**** RECORDS PROVIDED

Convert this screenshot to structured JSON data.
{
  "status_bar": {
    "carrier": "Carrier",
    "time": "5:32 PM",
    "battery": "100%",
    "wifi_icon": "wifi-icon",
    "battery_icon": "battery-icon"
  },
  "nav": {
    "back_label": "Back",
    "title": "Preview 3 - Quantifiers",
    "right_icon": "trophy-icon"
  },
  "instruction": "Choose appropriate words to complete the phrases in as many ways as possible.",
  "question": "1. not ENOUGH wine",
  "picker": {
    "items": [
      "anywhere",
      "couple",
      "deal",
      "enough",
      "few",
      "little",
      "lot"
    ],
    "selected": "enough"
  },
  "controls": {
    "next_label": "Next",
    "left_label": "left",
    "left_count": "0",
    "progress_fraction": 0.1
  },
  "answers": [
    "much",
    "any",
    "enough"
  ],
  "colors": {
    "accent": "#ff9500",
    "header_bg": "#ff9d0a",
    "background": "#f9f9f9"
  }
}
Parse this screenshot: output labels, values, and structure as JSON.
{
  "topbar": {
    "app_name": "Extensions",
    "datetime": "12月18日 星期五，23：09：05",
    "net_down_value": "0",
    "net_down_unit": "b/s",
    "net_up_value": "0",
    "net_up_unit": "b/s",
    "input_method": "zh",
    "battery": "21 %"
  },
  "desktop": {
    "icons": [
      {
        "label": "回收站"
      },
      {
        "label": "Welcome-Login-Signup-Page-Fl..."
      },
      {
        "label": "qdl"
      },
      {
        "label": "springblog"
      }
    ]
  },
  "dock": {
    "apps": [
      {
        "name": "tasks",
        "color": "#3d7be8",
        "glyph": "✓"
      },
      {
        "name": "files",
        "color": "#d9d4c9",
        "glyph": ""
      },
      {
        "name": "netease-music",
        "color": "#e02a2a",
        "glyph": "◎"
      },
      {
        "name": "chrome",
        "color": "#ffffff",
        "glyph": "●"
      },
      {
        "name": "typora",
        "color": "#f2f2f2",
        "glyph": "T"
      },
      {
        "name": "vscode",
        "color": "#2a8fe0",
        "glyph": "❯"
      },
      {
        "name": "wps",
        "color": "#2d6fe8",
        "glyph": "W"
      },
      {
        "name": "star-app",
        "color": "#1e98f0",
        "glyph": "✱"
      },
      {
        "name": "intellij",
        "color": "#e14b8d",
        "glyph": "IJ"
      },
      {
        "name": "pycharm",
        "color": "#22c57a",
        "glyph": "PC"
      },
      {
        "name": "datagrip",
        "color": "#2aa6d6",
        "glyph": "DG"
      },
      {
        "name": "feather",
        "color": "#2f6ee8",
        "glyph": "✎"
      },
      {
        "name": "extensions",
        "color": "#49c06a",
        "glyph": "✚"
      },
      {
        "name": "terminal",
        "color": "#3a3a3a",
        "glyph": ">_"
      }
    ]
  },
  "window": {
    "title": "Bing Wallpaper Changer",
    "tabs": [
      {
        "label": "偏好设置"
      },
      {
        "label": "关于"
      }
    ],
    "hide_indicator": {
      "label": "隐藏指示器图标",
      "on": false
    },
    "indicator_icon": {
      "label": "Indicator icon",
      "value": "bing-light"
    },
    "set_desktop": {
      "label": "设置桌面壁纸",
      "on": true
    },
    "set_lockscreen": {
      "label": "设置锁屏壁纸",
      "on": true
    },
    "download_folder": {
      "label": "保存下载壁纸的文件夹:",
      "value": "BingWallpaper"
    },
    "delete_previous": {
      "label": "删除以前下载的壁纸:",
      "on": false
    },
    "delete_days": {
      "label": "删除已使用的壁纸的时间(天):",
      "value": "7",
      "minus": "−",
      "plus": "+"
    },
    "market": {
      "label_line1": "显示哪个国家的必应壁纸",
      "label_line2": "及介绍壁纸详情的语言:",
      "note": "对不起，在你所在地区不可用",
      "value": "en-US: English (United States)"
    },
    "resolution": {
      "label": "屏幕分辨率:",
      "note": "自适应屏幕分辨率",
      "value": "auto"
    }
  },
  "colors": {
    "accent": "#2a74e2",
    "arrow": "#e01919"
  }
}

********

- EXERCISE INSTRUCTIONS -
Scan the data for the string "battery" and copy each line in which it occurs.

- PROBLEM SOLUTION -
    "battery": "100%",
    "battery_icon": "battery-icon"
    "battery": "21 %"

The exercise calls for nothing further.